USA - Seismic Blasting Halted, Adding Another Protection for Endangered Right Whales
After years of advocacy and legal back-and-forth, environmental conservation groups are celebrating a victory: The government will prohibit the use of sonic blasts in the ocean this year, which could help save the lives of critically endangered North Atlantic right whales.
During an Oct. 1 conference, officials from the seismic blasting industry announced they won’t pursue efforts to employ seismic blasting to search for offshore oil, a move that dozens of environmentally-focused conservation groups and coastal communities, including New Smyrna Beach and Flagler County, have signed resolutions against.
According to Oceana, an international nonprofit advocacy group dedicated to protecting the ocean and its inhabitants, seismic blasting uses airguns, which release loud, pressurized blasts into the seafloor. Their echoes are measured with long tubes that can map out offshore oil and gas reserves.

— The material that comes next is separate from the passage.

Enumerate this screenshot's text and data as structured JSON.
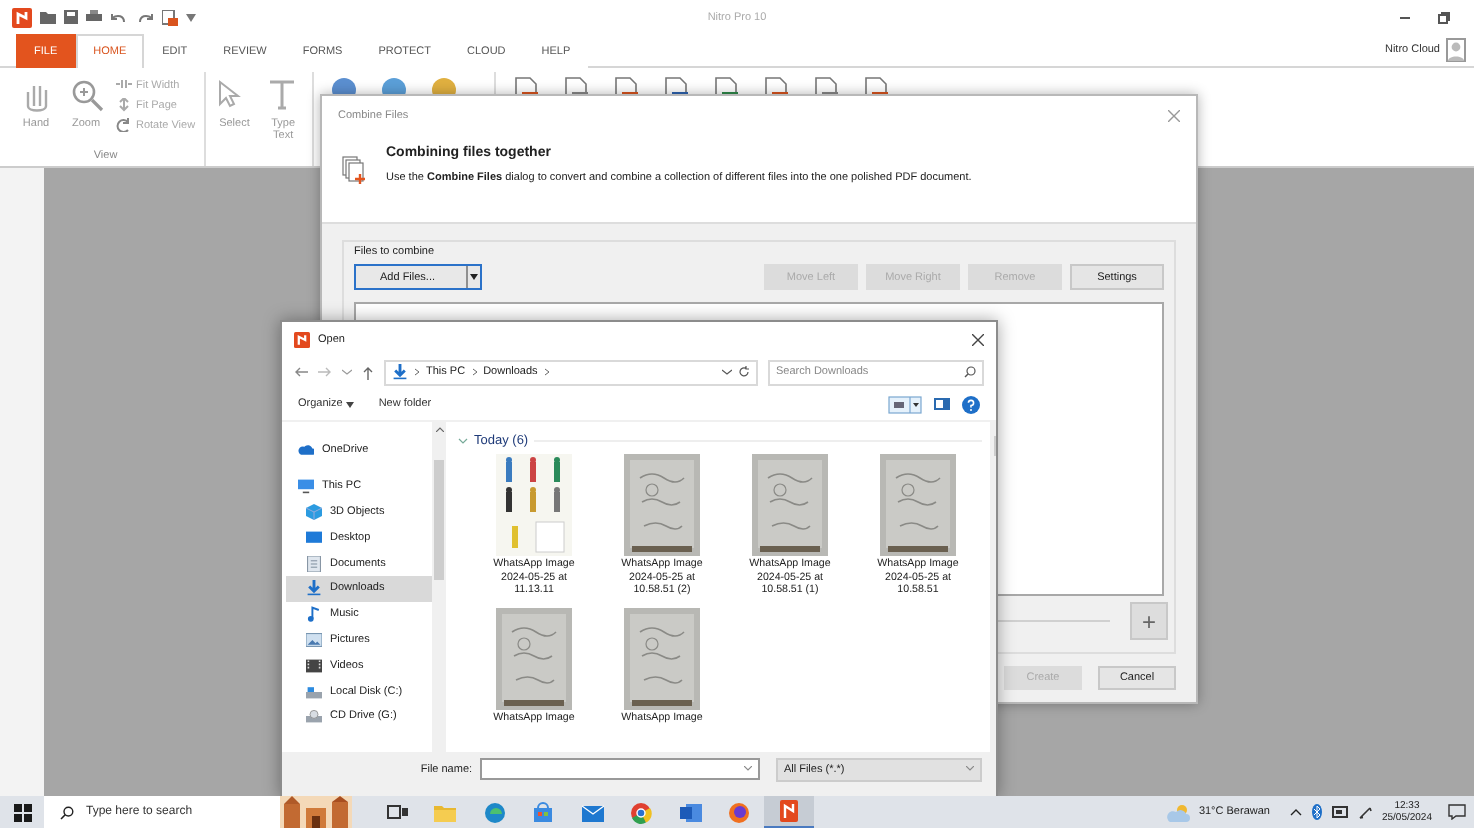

It creates one of the loudest man-made sounds in the ocean and can harm or kill marine animals, from zooplankton to large whales — including the critically endangered right whale. And without Incidental Harassment Authorizations, year-long permits that allow developers to proceed with a project despite the possibility of harm to marine life, the seismic blasting industry can’t function.
Julie Albert, right whale coordinator for the Marine Resources Council, said this seems like a win for the endangered mammals.

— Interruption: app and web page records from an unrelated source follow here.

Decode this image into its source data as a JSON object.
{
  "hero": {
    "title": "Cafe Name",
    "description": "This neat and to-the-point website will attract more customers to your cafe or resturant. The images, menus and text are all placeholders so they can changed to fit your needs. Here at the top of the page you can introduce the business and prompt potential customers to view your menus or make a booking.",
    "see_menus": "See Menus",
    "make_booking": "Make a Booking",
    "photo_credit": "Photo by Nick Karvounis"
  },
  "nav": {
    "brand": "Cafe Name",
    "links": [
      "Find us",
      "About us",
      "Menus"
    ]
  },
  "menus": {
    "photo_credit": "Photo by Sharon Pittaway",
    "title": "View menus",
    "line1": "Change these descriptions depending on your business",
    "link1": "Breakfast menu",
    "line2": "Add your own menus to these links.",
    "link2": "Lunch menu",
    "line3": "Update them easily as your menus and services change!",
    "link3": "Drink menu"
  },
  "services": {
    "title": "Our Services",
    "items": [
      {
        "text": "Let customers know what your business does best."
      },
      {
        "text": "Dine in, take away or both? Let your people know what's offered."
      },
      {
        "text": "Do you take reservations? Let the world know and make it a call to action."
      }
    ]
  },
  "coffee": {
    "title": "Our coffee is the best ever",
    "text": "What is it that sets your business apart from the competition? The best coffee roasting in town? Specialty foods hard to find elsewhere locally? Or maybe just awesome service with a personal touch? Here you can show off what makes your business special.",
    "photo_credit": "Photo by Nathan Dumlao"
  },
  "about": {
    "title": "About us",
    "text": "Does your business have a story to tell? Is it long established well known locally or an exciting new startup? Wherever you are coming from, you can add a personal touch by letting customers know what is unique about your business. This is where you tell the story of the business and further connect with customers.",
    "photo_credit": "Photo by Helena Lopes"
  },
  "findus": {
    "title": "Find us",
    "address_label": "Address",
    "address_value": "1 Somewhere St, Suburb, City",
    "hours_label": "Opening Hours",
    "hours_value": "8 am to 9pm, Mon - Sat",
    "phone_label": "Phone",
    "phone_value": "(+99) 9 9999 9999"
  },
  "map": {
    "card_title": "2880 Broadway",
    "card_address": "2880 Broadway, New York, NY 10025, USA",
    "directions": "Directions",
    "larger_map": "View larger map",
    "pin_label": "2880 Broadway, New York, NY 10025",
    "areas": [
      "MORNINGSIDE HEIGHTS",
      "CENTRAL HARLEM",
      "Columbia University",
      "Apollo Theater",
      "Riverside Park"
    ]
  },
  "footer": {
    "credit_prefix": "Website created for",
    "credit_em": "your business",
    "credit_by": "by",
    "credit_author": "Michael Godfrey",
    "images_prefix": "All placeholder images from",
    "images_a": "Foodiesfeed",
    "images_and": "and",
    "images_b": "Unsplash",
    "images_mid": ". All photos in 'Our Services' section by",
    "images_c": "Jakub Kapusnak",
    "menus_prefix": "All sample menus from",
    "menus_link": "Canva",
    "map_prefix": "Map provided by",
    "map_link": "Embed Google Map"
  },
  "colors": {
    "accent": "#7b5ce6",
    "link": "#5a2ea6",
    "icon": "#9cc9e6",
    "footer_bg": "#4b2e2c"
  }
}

“As far as right whales go, it’s been proven through measuring their stress hormones that noise does stress them out. So as far as I know, this is going to be a good thing,” she said. “I know a lot of people see damage done to marine species as a result of it, so I’d like to think that we’re not going to see that.”
Albert, who keeps a watch over right whale appearances in Florida, often in Volusia and Flagler counties, said there have been studies completed that show stressed right whales can have socialization and even birthing problems.

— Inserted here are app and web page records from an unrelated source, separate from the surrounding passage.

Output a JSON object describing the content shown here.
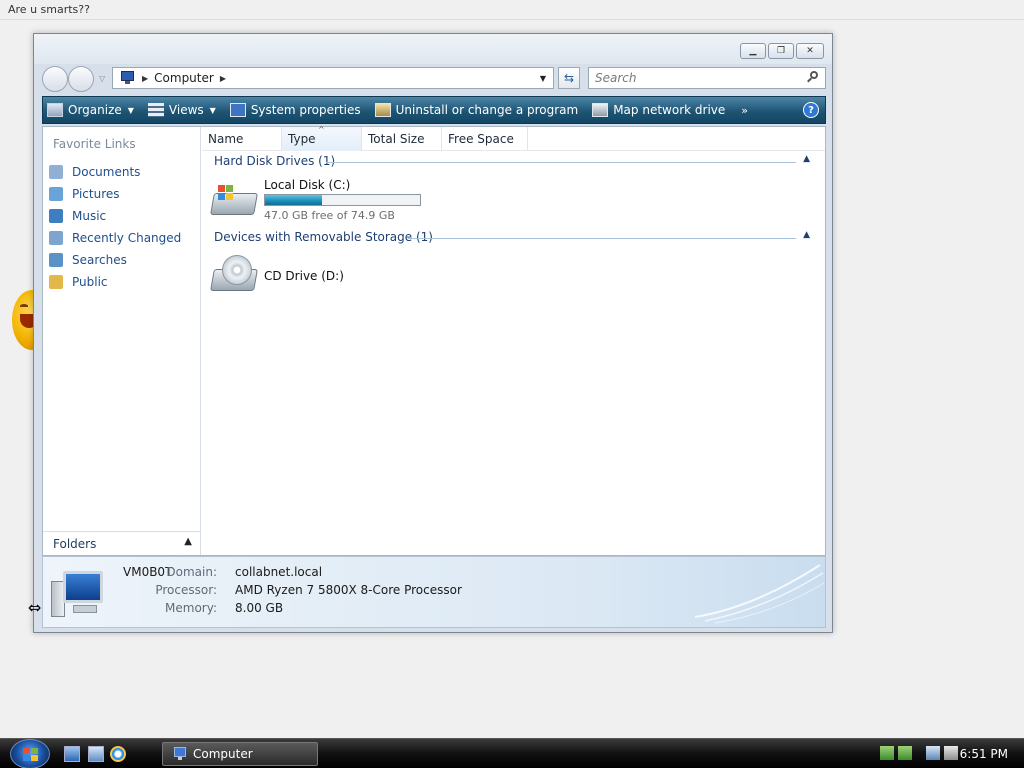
{
  "topstrip": {
    "title": "Are u smarts??"
  },
  "window": {
    "controls": {
      "minimize": "▁",
      "maximize": "❐",
      "close": "✕"
    },
    "address": {
      "location": "Computer"
    },
    "search": {
      "placeholder": "Search"
    },
    "toolbar": {
      "items": [
        {
          "label": "Organize",
          "has_dropdown": true
        },
        {
          "label": "Views",
          "has_dropdown": true
        },
        {
          "label": "System properties",
          "has_dropdown": false
        },
        {
          "label": "Uninstall or change a program",
          "has_dropdown": false
        },
        {
          "label": "Map network drive",
          "has_dropdown": false
        }
      ],
      "more": "»",
      "help": "?"
    },
    "navpane": {
      "heading": "Favorite Links",
      "links": [
        {
          "label": "Documents",
          "icon": "documents-icon",
          "color": "#8fb0d3"
        },
        {
          "label": "Pictures",
          "icon": "pictures-icon",
          "color": "#6aa3d8"
        },
        {
          "label": "Music",
          "icon": "music-icon",
          "color": "#3f7fc1"
        },
        {
          "label": "Recently Changed",
          "icon": "recent-icon",
          "color": "#7da6cf"
        },
        {
          "label": "Searches",
          "icon": "searches-icon",
          "color": "#5b92c8"
        },
        {
          "label": "Public",
          "icon": "public-folder-icon",
          "color": "#e2b84a"
        }
      ],
      "folders_label": "Folders"
    },
    "columns": [
      "Name",
      "Type",
      "Total Size",
      "Free Space"
    ],
    "groups": {
      "hard_disk": {
        "title": "Hard Disk Drives (1)",
        "drive": {
          "label": "Local Disk (C:)",
          "free_text": "47.0 GB free of 74.9 GB",
          "used_fraction": 0.37
        }
      },
      "removable": {
        "title": "Devices with Removable Storage (1)",
        "drive": {
          "label": "CD Drive (D:)"
        }
      }
    },
    "details": {
      "computer_name": "VM0B0T",
      "domain_label": "Domain:",
      "domain_value": "collabnet.local",
      "processor_label": "Processor:",
      "processor_value": "AMD Ryzen 7 5800X 8-Core Processor",
      "memory_label": "Memory:",
      "memory_value": "8.00 GB"
    }
  },
  "taskbar": {
    "task_button": "Computer",
    "clock": "6:51 PM"
  }
}
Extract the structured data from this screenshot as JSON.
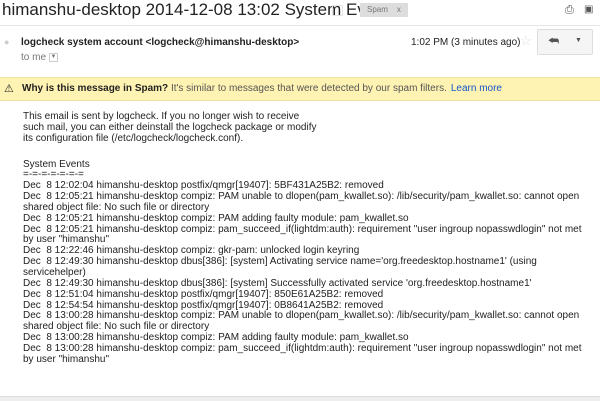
{
  "header": {
    "subject": "himanshu-desktop 2014-12-08 13:02 System Events",
    "label": "Spam",
    "label_remove": "x",
    "print_icon": "printer-icon",
    "newwindow_icon": "new-window-icon"
  },
  "message": {
    "sender": "logcheck system account <logcheck@himanshu-desktop>",
    "to": "to me",
    "time": "1:02 PM (3 minutes ago)",
    "reply_icon": "reply-icon",
    "more_icon": "chevron-down-icon"
  },
  "spam_banner": {
    "question": "Why is this message in Spam?",
    "explanation": "It's similar to messages that were detected by our spam filters.",
    "learn_more": "Learn more"
  },
  "body": {
    "intro": [
      "This email is sent by logcheck. If you no longer wish to receive",
      "such mail, you can either deinstall the logcheck package or modify",
      "its configuration file (/etc/logcheck/logcheck.conf)."
    ],
    "section_title": "System Events",
    "section_rule": "=-=-=-=-=-=-=",
    "log": [
      "Dec  8 12:02:04 himanshu-desktop postfix/qmgr[19407]: 5BF431A25B2: removed",
      "Dec  8 12:05:21 himanshu-desktop compiz: PAM unable to dlopen(pam_kwallet.so): /lib/security/pam_kwallet.so: cannot open shared object file: No such file or directory",
      "Dec  8 12:05:21 himanshu-desktop compiz: PAM adding faulty module: pam_kwallet.so",
      "Dec  8 12:05:21 himanshu-desktop compiz: pam_succeed_if(lightdm:auth): requirement \"user ingroup nopasswdlogin\" not met by user \"himanshu\"",
      "Dec  8 12:22:46 himanshu-desktop compiz: gkr-pam: unlocked login keyring",
      "Dec  8 12:49:30 himanshu-desktop dbus[386]: [system] Activating service name='org.freedesktop.hostname1' (using servicehelper)",
      "Dec  8 12:49:30 himanshu-desktop dbus[386]: [system] Successfully activated service 'org.freedesktop.hostname1'",
      "Dec  8 12:51:04 himanshu-desktop postfix/qmgr[19407]: 850E61A25B2: removed",
      "Dec  8 12:54:54 himanshu-desktop postfix/qmgr[19407]: 0B8641A25B2: removed",
      "Dec  8 13:00:28 himanshu-desktop compiz: PAM unable to dlopen(pam_kwallet.so): /lib/security/pam_kwallet.so: cannot open shared object file: No such file or directory",
      "Dec  8 13:00:28 himanshu-desktop compiz: PAM adding faulty module: pam_kwallet.so",
      "Dec  8 13:00:28 himanshu-desktop compiz: pam_succeed_if(lightdm:auth): requirement \"user ingroup nopasswdlogin\" not met by user \"himanshu\""
    ]
  }
}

“This is a huge victory not just for us, but for every coastal community that loudly and persistently protested the possibility of seismic blasting,” said Catherine Wannamaker, a senior attorney at the Southern Environmental Law Center, in a news release. “There will be no boats in the water this year ... We’ll continue fighting to keep it that way.”